**Work instructions**: Below are records; count how many of their lines contain the word "name" and give the number alone.

--- START ---

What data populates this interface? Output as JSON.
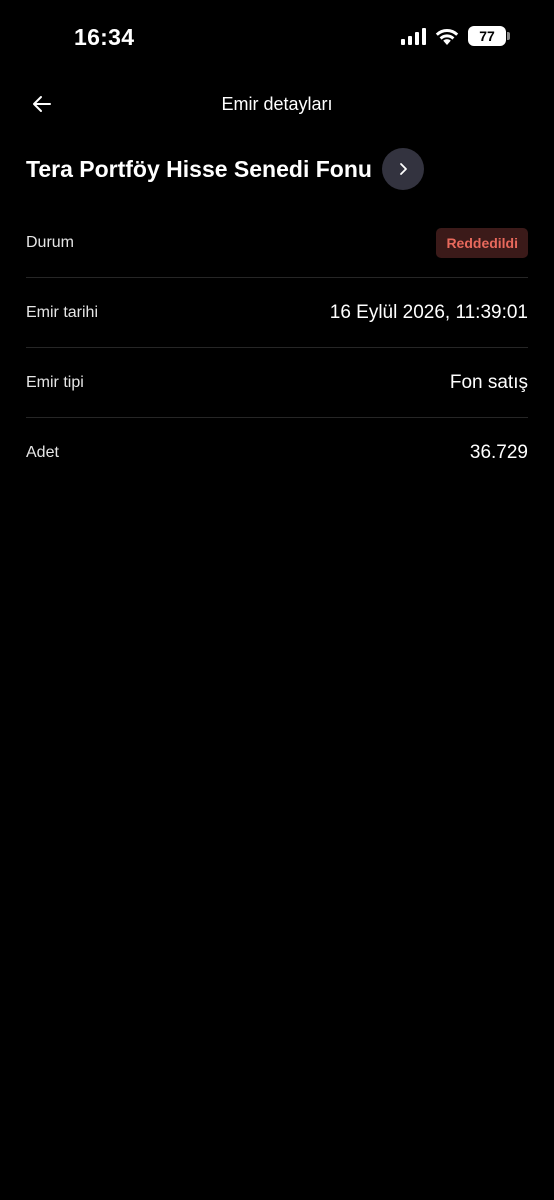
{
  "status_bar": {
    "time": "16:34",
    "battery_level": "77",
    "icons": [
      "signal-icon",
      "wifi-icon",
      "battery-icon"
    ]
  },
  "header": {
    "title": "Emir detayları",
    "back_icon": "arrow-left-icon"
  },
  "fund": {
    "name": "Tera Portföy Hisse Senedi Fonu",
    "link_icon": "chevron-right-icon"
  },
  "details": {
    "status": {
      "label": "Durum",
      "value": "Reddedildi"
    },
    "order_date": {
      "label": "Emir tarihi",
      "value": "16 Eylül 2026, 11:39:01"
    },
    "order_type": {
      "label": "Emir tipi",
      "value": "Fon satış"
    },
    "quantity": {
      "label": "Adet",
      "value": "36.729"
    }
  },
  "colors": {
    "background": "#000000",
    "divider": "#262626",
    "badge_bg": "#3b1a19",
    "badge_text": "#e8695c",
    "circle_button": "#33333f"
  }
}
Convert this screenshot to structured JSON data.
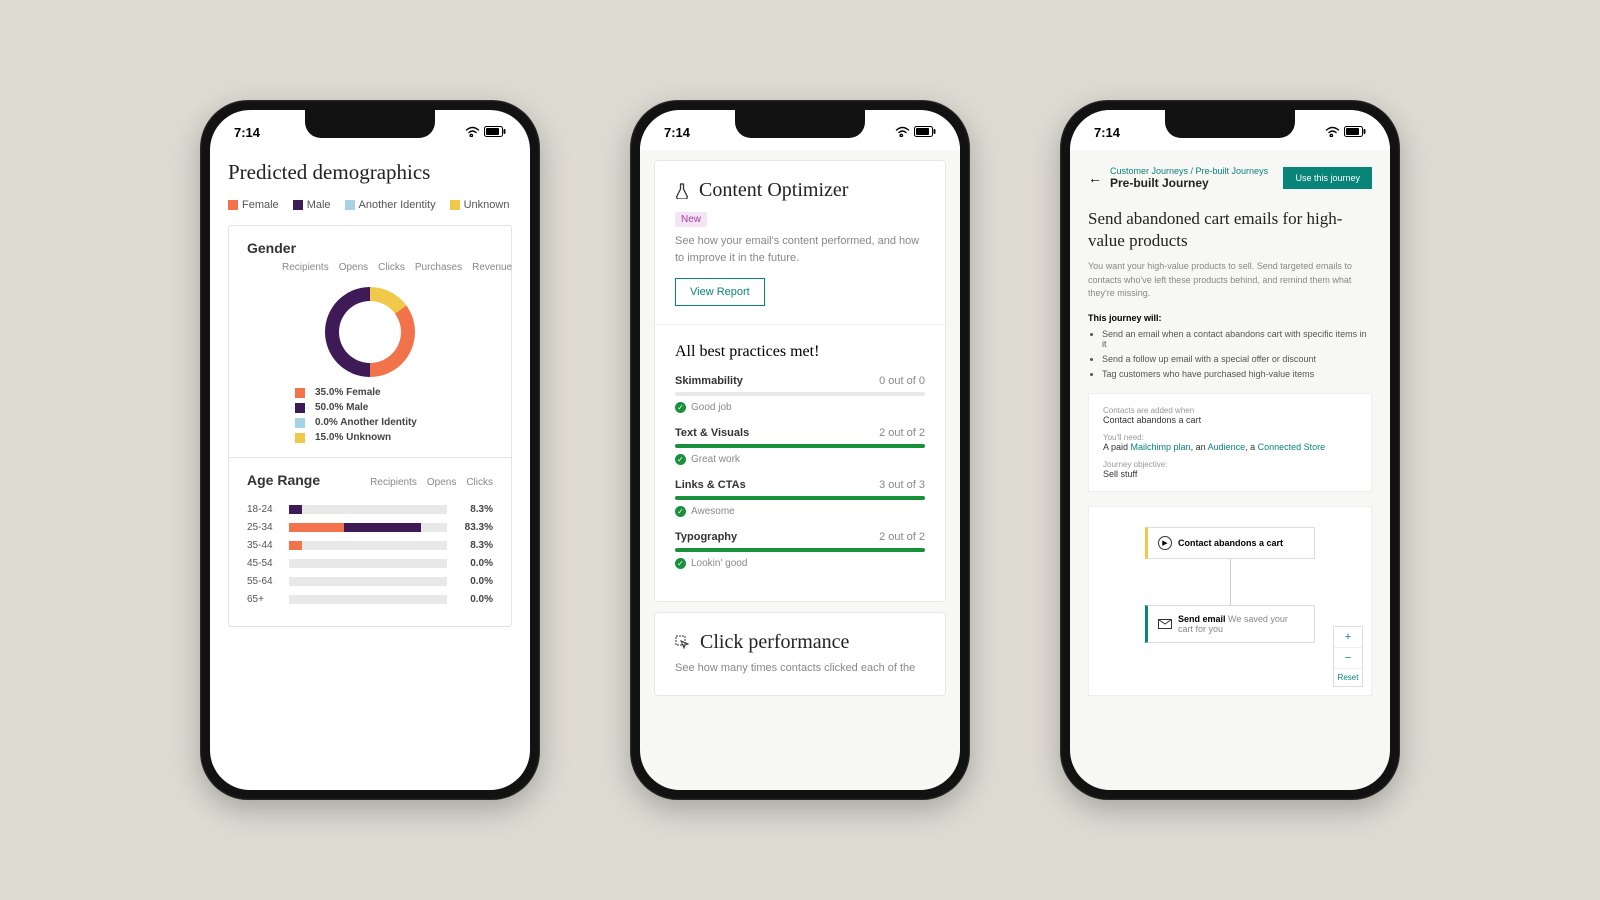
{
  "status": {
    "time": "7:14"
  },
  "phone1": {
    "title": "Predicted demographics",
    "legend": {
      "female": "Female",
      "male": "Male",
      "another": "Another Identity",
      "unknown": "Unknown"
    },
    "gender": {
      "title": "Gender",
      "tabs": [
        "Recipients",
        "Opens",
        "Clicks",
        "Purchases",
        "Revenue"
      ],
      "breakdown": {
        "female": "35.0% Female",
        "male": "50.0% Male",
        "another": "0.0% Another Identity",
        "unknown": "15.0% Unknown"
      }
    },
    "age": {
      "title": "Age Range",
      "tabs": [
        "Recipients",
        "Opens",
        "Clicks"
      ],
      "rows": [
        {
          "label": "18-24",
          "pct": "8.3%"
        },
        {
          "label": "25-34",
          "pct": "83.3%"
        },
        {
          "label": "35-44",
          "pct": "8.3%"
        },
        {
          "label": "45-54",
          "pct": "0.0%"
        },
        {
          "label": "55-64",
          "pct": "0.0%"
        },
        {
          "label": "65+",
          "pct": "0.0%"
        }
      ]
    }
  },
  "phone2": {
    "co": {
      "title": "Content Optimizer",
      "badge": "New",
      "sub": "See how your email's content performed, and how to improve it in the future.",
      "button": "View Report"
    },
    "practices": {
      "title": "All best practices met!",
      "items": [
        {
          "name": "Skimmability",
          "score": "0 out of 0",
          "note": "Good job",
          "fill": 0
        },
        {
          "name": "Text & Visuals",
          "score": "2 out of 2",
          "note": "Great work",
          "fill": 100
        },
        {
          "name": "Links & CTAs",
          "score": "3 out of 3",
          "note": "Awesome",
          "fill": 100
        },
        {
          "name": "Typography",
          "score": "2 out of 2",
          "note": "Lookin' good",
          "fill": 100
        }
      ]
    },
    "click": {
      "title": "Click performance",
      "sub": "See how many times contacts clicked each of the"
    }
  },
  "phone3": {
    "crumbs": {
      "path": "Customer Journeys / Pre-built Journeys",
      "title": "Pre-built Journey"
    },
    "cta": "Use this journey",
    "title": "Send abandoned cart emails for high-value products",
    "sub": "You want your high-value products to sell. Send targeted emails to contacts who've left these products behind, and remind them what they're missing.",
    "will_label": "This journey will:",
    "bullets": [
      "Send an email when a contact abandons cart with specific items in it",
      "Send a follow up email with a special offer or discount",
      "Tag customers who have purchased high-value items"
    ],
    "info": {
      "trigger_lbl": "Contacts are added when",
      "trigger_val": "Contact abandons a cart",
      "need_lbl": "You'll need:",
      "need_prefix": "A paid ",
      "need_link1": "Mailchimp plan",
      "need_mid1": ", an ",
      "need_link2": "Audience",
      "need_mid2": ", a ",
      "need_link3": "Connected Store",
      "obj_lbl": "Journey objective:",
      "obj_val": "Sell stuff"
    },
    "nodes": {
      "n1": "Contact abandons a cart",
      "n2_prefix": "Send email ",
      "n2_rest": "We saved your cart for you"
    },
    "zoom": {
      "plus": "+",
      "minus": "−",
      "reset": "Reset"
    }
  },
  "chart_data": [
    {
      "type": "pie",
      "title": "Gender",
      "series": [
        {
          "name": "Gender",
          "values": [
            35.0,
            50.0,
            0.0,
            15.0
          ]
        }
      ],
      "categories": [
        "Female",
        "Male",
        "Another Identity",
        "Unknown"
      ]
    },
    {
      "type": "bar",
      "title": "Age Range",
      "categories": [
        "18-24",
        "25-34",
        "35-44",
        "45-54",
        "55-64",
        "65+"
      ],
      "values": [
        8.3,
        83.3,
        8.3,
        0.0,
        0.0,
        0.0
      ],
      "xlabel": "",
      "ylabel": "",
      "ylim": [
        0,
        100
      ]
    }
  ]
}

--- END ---

**Answer**: 6